Right now i wanted to have a look at Ollie Palmer's Ant Ballet.
Because of their decentralized organization (swarm intelligence), ants are a good model for the kind of participatory projects the exhibition is exploring this year. In the designer's work however, the behaviour and navigation of the insects are manipulated for artistic purposes. Palmer has spent 2 years observing the Argentine ant, aka Linepithema humile to build the Ant Ballet Machine, a system that enables him to direct ants and make them move in a choreographed fashion.
Using synthesised pheromones and computer vision system, a robotic arm sprays out pheromone powder trails that cause the ants to follow artificial trails in preference to the route they would normally take in search of food.
The project is separated into four phases referencing the 1974 scifi movie Phase IV. In the film, scientists are puzzled by the complex designs that ants have started building in the desert. The ant colony have in fact undergone rapid evolution as a result of a mysterious cosmic event.
Phase I of the Ant Ballet (2010-2012) is the one documented at the FutureEverything exhibition, it covers thorough research into ants and control systems, synthesis of ant pheromones and testing of systems with live ants in Barcelona. Phases II-IV (2012-2015) will develop further technologies, chemicals and mechanisms. In 2013 the first public ant ballet performance will be presented at Pestival Sao Paolo.

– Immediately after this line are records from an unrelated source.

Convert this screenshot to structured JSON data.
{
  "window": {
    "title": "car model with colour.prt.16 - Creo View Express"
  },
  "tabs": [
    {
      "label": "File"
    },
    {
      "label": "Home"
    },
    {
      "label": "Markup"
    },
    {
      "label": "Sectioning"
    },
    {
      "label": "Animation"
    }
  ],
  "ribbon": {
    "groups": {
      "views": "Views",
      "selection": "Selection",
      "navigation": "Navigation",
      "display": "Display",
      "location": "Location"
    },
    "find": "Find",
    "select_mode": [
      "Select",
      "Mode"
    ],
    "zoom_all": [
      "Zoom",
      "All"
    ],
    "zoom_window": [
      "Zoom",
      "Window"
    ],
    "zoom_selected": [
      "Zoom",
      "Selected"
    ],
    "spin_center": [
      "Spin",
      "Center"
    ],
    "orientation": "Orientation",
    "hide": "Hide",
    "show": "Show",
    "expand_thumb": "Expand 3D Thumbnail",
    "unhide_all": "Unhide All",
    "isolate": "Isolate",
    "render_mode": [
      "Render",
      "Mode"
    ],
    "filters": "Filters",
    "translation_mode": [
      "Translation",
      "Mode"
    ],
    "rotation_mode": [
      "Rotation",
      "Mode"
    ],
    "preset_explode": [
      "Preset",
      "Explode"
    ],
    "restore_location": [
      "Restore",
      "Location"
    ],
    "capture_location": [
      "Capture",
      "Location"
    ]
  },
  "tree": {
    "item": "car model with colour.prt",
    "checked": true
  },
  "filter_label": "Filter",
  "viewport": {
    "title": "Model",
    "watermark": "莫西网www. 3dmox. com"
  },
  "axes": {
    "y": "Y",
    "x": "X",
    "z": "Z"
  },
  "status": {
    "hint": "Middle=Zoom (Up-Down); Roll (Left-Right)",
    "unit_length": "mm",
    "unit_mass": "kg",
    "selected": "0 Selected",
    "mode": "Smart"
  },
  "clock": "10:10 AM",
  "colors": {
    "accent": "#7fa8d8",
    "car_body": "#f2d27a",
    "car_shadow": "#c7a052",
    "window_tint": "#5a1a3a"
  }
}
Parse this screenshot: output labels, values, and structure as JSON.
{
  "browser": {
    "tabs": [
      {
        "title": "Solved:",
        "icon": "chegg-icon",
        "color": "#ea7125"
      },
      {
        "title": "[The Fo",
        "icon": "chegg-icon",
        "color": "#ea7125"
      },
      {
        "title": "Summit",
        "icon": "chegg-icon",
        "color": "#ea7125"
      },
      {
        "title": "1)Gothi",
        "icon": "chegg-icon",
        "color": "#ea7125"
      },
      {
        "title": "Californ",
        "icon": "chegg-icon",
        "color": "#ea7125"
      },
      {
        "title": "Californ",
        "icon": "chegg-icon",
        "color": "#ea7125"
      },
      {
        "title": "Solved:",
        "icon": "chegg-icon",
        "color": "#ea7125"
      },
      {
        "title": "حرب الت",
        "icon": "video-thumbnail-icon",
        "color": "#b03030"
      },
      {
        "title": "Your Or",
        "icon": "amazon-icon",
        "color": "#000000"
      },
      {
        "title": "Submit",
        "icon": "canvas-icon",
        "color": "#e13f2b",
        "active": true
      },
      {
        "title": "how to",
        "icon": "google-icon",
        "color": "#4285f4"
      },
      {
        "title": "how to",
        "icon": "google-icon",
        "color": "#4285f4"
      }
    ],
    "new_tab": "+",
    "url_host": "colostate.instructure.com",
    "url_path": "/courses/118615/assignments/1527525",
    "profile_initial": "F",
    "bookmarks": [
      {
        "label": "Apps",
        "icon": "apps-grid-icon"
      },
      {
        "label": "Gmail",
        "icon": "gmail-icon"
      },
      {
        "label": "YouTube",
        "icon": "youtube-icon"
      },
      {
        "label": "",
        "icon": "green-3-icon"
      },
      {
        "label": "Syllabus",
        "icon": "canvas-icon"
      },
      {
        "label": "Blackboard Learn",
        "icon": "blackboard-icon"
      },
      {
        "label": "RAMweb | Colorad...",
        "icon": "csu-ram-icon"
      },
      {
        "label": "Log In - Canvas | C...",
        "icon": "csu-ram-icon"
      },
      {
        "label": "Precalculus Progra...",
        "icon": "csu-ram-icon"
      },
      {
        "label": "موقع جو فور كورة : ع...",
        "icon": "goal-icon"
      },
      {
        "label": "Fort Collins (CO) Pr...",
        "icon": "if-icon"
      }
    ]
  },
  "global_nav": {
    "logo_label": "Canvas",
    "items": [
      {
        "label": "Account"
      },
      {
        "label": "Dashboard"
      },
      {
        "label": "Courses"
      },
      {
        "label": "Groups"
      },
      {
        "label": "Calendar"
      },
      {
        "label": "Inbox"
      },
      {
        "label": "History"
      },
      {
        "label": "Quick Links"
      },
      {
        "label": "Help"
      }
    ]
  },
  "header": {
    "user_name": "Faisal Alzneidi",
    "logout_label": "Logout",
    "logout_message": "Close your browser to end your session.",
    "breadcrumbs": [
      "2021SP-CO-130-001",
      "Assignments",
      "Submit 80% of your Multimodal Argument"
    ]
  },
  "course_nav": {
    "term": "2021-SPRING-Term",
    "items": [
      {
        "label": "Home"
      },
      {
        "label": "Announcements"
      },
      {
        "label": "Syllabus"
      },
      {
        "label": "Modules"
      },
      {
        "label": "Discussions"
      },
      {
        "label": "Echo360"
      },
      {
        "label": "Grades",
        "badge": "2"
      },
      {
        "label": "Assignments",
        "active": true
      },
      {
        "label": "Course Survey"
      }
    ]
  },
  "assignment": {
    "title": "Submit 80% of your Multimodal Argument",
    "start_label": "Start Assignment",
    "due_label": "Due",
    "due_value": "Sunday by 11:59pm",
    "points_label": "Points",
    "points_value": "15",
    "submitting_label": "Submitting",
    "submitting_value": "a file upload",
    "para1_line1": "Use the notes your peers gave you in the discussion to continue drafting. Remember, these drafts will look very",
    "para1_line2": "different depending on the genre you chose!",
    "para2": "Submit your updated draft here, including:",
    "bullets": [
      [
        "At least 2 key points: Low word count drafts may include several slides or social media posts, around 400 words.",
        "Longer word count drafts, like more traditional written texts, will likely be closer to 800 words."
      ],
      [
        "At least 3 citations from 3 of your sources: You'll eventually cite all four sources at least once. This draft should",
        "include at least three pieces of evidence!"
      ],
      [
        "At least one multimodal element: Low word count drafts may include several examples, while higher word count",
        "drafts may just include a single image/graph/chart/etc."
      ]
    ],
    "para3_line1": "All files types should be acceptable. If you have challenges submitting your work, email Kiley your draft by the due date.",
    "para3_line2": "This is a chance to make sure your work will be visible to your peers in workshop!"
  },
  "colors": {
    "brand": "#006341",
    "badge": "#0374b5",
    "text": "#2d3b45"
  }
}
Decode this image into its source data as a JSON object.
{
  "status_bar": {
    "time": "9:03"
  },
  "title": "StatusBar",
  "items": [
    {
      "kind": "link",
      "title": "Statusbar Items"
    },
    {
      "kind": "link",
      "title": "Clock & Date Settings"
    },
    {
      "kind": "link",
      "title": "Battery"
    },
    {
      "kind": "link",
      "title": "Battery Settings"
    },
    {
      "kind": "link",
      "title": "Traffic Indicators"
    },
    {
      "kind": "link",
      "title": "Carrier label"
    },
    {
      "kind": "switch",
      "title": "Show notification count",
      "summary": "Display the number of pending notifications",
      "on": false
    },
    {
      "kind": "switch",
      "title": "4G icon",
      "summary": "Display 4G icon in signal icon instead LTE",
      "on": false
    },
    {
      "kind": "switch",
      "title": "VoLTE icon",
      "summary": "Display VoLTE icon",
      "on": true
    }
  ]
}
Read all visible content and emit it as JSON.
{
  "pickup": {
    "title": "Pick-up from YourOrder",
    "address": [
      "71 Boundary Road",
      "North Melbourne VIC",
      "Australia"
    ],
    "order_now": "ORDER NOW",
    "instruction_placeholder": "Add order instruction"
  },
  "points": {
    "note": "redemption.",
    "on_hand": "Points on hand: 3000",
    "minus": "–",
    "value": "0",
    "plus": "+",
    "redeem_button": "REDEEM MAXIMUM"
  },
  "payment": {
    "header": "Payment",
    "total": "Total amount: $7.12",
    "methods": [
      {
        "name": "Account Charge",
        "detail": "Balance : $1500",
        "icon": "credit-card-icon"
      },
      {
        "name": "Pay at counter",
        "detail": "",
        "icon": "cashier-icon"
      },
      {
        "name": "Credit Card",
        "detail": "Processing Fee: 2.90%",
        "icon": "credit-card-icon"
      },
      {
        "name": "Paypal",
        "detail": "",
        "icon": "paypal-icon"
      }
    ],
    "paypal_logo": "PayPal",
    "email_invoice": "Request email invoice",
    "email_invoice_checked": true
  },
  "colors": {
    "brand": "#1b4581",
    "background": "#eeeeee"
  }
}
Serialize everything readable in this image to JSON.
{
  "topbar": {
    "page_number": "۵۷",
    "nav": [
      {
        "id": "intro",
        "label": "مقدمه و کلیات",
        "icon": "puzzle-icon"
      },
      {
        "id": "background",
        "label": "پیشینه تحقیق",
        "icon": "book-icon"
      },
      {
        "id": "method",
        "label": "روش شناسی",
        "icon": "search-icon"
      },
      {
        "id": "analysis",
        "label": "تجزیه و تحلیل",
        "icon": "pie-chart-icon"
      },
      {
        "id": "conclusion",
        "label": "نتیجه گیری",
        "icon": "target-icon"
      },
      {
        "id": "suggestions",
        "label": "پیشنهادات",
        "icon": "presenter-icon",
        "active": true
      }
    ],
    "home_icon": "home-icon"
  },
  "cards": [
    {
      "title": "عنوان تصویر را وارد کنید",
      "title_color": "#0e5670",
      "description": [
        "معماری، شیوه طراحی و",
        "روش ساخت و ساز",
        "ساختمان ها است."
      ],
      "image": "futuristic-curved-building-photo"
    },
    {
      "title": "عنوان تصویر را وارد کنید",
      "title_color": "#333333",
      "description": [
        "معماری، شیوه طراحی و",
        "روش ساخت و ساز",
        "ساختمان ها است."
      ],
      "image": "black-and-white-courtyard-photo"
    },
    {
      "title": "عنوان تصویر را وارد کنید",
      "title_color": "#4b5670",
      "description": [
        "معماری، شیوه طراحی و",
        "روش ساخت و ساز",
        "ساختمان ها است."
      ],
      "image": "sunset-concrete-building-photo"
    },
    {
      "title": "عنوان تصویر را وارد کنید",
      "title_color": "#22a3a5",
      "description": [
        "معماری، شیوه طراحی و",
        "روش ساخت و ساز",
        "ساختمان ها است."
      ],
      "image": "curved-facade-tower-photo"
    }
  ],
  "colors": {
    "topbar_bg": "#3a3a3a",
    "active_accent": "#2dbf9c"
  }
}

Check out the documentation of the Ant Ballet at the 1830 warehouse, the world's first railway warehouse, part of the MOSI (Museum of Science and Industry), Liverpool Rd, Manchester. Entrance to FutureEverybody art exhibition is free. The show remains open until 10 June 2012.